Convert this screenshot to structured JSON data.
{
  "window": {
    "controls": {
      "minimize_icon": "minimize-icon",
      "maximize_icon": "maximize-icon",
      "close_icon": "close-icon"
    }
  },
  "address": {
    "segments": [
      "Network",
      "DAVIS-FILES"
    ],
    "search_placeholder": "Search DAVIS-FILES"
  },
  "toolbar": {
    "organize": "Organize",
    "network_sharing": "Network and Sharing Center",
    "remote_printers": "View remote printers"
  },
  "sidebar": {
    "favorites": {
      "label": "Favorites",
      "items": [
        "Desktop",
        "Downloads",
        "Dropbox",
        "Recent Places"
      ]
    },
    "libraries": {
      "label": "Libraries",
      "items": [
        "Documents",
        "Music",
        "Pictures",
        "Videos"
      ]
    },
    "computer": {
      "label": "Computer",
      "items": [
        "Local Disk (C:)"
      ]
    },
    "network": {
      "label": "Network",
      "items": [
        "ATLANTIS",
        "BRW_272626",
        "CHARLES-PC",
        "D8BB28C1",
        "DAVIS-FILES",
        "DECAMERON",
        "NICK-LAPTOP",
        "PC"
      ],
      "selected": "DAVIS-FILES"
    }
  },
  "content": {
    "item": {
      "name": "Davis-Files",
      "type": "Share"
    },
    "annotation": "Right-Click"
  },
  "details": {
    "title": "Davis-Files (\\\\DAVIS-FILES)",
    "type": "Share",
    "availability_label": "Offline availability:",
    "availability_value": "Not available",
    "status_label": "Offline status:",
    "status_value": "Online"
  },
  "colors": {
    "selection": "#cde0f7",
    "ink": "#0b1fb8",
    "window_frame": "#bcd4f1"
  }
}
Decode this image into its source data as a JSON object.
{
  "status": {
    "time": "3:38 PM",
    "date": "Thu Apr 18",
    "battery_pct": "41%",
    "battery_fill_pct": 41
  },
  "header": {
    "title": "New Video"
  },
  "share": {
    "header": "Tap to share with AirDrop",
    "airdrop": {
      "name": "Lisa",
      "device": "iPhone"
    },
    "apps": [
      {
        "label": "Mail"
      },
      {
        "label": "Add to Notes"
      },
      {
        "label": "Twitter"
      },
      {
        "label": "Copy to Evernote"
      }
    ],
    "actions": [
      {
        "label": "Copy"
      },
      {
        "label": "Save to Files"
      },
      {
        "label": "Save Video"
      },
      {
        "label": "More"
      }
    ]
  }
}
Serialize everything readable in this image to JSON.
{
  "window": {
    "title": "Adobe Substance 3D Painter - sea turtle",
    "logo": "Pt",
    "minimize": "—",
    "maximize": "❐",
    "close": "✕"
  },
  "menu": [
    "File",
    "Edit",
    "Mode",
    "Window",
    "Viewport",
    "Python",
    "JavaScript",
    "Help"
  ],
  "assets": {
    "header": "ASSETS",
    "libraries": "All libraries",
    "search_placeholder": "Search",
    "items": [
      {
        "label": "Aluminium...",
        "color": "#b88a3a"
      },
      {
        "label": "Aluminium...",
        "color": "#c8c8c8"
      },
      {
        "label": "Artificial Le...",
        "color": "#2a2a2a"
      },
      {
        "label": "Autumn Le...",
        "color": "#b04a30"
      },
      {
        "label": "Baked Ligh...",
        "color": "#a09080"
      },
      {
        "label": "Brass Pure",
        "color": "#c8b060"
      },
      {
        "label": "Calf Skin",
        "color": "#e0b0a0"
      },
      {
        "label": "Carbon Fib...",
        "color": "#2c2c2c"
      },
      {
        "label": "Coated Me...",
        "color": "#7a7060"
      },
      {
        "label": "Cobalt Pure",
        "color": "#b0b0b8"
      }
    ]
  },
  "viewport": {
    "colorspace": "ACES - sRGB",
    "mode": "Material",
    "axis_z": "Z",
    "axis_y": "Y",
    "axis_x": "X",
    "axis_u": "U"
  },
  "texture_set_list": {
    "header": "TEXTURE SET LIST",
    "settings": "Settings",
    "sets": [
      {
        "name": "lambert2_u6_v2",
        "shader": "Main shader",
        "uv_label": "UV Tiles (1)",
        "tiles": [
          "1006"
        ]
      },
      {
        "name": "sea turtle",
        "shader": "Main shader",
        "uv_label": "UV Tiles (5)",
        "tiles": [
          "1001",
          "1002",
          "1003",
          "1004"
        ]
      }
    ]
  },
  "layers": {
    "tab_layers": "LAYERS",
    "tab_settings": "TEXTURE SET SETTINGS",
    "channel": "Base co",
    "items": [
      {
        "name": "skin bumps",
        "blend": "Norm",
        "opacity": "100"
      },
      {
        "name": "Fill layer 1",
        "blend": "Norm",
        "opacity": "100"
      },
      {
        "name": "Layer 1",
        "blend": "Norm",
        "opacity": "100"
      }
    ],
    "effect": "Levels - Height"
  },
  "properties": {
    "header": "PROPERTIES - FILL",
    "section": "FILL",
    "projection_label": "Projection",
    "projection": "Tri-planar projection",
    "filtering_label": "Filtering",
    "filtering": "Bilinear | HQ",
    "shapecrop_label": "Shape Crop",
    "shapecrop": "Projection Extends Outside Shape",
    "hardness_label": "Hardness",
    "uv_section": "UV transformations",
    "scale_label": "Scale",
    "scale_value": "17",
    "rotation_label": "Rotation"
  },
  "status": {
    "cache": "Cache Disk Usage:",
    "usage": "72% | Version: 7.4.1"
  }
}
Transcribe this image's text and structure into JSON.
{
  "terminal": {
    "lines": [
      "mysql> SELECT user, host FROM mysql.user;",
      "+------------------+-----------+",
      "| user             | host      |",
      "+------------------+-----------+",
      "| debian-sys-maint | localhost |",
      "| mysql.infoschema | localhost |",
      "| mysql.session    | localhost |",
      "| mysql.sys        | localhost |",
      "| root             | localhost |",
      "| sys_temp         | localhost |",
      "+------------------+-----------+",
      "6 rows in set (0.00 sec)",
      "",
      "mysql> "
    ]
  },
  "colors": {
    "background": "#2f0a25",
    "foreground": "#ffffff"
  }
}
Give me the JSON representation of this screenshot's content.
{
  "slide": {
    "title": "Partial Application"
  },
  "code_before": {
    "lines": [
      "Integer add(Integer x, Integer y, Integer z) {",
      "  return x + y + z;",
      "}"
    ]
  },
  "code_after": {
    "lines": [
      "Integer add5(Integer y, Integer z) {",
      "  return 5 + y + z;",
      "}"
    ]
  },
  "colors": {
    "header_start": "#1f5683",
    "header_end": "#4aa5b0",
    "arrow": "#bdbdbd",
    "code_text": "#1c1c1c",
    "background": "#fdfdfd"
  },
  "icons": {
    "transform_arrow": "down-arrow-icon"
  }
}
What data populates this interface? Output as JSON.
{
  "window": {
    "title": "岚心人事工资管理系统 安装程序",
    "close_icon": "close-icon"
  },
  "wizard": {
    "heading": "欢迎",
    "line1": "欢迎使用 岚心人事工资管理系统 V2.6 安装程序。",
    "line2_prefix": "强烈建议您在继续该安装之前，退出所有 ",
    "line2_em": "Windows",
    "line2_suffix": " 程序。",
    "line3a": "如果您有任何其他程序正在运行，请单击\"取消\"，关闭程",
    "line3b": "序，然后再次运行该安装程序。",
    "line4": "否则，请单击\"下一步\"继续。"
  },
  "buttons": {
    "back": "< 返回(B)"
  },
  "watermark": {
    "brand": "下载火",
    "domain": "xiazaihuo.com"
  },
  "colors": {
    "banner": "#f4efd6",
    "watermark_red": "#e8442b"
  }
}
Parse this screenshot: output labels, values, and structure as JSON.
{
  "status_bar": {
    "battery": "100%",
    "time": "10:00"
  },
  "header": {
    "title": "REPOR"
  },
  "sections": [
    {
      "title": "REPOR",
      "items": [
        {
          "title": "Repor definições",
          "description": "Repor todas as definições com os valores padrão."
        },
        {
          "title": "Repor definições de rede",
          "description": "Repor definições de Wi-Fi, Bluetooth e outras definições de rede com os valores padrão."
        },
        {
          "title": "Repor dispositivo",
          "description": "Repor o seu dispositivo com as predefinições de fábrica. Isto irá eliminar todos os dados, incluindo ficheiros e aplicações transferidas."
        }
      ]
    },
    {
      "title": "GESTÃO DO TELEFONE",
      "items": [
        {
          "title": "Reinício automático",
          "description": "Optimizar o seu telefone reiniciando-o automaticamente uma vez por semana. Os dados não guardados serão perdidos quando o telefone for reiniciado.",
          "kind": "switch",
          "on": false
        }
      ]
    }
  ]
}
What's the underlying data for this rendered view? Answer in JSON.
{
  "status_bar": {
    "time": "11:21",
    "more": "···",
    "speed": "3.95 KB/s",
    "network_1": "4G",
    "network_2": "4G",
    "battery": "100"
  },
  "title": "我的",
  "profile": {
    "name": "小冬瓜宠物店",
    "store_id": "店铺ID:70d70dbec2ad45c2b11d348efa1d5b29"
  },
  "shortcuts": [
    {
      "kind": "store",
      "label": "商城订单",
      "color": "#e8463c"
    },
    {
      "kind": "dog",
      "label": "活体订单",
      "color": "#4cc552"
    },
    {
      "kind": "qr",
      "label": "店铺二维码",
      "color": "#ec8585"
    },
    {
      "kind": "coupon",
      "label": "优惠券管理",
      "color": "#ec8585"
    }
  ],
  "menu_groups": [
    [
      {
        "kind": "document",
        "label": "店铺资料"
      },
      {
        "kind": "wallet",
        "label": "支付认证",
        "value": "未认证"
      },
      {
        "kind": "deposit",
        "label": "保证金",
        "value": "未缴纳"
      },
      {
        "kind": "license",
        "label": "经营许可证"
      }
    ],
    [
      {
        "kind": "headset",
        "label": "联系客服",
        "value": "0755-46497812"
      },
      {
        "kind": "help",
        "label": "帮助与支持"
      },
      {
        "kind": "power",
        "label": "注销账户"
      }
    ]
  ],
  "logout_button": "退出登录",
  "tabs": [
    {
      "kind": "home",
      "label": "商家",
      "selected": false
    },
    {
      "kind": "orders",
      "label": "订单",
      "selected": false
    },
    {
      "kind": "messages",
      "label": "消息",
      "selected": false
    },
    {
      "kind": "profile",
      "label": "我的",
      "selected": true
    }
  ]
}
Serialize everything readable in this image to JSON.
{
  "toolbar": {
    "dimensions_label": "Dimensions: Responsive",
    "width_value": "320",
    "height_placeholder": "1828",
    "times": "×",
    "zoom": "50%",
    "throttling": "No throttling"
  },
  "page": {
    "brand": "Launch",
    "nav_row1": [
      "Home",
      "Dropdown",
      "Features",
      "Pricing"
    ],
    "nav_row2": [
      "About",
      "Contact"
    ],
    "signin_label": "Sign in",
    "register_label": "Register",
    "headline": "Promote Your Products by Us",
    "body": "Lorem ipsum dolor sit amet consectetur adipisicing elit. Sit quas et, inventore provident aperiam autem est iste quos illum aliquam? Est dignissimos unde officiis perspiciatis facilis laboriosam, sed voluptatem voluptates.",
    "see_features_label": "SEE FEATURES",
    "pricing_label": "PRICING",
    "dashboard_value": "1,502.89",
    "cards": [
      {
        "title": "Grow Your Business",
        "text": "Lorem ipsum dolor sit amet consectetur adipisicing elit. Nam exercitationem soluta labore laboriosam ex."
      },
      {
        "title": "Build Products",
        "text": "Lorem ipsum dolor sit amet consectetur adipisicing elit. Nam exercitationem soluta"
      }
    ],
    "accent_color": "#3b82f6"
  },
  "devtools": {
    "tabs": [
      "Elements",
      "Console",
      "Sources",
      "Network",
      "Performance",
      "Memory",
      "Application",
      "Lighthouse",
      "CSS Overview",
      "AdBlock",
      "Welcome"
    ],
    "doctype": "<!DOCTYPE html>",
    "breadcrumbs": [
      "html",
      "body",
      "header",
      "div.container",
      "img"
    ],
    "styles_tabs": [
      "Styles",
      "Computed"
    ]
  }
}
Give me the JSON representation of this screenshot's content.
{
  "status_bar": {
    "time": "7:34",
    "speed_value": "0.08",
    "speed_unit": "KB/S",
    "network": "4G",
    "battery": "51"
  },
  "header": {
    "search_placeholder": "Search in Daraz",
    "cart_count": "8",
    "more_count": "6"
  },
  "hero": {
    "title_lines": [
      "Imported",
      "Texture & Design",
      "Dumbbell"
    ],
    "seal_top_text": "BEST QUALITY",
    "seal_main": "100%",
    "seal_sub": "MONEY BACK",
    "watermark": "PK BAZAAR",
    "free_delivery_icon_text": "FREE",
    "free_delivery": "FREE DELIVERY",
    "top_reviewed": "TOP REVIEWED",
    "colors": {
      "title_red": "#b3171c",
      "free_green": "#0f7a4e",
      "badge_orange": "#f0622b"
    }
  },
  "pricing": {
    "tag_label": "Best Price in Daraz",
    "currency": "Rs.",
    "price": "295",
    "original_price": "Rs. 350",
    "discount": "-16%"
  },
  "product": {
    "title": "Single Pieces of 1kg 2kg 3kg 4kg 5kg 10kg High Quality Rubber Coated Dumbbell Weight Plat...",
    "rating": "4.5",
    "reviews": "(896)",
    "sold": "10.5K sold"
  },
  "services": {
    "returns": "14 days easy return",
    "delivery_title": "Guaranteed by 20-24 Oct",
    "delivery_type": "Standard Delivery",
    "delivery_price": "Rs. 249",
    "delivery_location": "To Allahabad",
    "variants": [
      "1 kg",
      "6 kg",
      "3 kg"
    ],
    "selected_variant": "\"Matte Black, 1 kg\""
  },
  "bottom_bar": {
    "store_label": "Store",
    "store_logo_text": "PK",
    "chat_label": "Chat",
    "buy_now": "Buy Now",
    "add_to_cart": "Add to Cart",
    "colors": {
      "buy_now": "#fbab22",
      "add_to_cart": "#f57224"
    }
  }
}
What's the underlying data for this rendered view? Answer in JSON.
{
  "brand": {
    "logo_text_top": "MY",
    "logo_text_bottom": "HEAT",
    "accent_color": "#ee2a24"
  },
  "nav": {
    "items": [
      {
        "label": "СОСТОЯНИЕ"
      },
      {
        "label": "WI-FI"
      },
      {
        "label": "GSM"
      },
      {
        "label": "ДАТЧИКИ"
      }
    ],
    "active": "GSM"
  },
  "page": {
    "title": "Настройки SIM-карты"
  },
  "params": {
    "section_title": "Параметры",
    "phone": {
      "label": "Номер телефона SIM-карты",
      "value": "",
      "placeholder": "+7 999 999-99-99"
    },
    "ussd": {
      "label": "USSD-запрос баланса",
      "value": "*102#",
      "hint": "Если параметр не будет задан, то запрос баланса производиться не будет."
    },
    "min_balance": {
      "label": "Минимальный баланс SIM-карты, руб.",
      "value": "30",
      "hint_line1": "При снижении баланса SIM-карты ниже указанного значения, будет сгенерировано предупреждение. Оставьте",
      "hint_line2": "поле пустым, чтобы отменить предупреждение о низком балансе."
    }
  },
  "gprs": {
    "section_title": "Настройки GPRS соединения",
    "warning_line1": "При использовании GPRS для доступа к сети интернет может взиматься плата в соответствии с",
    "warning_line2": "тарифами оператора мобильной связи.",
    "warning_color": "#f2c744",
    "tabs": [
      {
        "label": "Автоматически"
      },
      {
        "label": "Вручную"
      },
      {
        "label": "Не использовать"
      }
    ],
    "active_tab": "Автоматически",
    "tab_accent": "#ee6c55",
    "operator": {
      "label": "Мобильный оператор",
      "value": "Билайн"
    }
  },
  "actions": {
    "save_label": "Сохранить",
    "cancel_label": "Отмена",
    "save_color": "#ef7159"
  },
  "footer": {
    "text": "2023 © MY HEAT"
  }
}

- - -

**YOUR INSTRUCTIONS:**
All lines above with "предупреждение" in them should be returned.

**SOLVED PROBLEM:**
      "hint_line1": "При снижении баланса SIM-карты ниже указанного значения, будет сгенерировано предупреждение. Оставьте",
      "hint_line2": "поле пустым, чтобы отменить предупреждение о низком балансе."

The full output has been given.